This articled originally appeared in the November/December 2014 issue of SGIA Journal.
The Question of K: A Primer on GCR
For a theoretically perfect inkjet printer, combining cyan, magenta and yellow inks would produce a perfect black; the combined spectral reflectance of each ink would be sufficient to absorb virtually all visible light such that very little would be reflected back for your eye to detect. Reality, however, is not perfect. The substrates we print on are rarely perfect reflectors, they typically reflect certain wavelengths more so than others. Likewise, our inks are not perfect spectral absorbers, the pigments used tend to absorb some wavelengths more than others. When printed in even ratios, C+M+Y rarely produces a neutral gray – more common is a process gray with a sickly green or deep magenta cast.
That alone, however, is not an adequate reason to add black to the printing process; the C, M and Y ratios can be adjusted to produce a neutral process gray. Performing G7 calibration, for example, prior to profiling (characterization) will achieve that and produce a common visual appearance on virtually any four-color process device. So, why not just ditch the K and print with only the three primaries?
The question is a logical one. Three-color chromolithographic prints using photographic separations were introduced in Europe and the US in the latter part of the 19th Century, based on earlier lithographic printing technology invented in Germany over a half-century before. Color lithographs were not uncommon throughout most of that century, but used well over a dozen or more colors that typically overprinted a black base image. Colors were often printed as solids, but as techniques, ink chemistry, equipment and registration methods improved, color tints were overprinted to produce intermediate colors and reduce the number of ink colors actually required on press.
Mechanical separations using photographic plates became a common method of color printing by the beginning of the 20th Century. The earlier methods of color printing which printed solid colors on a base image, employed opaque inks. Color printing using photographic separations required semi-transparent inks that could be printed one atop the other. Rather than a black base image, a white substrate was used and black was produced by stacking the three ink solids. A wide range of colors, including photographic reproductions could be produced from these three primaries.
These were exponential advances in color printing, and their developed in the late 1800s was no accident.
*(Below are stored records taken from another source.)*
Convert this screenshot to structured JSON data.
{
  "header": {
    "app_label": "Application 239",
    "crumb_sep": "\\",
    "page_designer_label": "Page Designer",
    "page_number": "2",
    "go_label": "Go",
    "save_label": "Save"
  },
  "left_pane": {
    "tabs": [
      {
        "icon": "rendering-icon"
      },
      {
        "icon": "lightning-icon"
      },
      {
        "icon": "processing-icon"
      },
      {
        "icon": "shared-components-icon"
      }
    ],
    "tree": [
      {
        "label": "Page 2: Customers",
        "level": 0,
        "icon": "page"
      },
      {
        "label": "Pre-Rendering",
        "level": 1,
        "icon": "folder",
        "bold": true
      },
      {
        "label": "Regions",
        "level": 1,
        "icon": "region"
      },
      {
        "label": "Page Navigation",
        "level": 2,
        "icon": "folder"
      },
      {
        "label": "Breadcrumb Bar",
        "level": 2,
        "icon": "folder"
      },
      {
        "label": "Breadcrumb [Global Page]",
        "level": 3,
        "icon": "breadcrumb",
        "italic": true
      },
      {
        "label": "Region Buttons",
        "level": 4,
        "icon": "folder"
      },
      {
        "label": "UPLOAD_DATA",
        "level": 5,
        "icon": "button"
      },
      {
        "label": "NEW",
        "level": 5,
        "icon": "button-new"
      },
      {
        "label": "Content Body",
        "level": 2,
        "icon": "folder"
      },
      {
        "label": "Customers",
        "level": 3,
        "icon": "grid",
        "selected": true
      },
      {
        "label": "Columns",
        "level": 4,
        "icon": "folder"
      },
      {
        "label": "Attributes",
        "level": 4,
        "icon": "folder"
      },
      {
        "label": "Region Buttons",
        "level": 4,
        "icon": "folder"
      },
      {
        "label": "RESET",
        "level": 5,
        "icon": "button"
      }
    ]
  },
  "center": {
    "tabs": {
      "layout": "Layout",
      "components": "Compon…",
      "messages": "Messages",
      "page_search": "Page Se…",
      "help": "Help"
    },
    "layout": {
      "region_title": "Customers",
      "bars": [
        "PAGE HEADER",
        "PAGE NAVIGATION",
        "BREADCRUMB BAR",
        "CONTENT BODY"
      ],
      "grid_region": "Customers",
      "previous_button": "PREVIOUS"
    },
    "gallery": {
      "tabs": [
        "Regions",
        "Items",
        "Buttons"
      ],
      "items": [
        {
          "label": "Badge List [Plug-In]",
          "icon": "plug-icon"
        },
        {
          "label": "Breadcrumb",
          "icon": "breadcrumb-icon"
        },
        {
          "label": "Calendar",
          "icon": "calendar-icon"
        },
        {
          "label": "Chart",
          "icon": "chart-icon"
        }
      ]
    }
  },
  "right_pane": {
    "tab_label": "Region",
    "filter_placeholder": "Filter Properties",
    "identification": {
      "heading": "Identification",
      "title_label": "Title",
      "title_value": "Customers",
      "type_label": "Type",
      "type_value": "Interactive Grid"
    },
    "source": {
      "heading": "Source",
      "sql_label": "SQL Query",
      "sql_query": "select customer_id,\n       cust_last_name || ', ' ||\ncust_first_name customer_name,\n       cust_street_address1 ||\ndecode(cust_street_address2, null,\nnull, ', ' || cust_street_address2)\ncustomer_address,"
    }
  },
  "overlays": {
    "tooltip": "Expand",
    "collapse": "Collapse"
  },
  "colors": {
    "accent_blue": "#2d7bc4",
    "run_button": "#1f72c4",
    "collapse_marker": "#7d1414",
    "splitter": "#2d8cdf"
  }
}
The Scottish physicist James Clerk Maxwell had published his electromagnetic field theory in 1865, and made a number of advancements in the field color photography. Physicists at this point were coming to understand both light and color perception in much more intimate terms, which led to ever more innovative technologies to feed the growing demand for color printing (which continues today).
What came to be understood was that the human eye contains cones that allow it to perceive color as three bands of spectral energy; three types of cones each with a unique peak responsivity. These are referred to as long, medium and short; or red, green and blue. When white light passes through a photographic plate, certain wavelengths are absorbed. For example, when red light is absorbed the remaining green and blue light excites the medium and short cones to cause us to see cyan. This can be accomplished by otherwise blocking the red portion of the spectrum as it passes through a glass plate, or by absorbing the red light with a pigment as it reflects off a white substrate.
Cyan, magenta and yellow are the inverse of red, green and blue. Cyan ink printed on white paper absorbs red light, magenta absorbs green and yellow absorbs blue. If you wish to convert white light to yellow, you remove the blue component. This is why incandescent lighting appears more yellow than compact fluorescent – lower color temperature (2800 vs. 5000 K), less blue energy. It is also why the RGB LEDs found in novelty color changing lamps typically cycle red, yellow, green, cyan, blue, magenta, white and back to red. The red, green and blue colors are produced by the LED’s individual chips, whereas the intermediate colors are produced by combinations: red and green yields yellow; green and blue, cyan; and, blue and red, magenta (violet). Turn on all three chips and you see white. If measured with a spectrometer, you would see that these lamps do not produce yellow, cyan, magenta or white light, only red, green and blue. They are the perfect inverse analogy of three-color process printing.
Coming up, Part 2...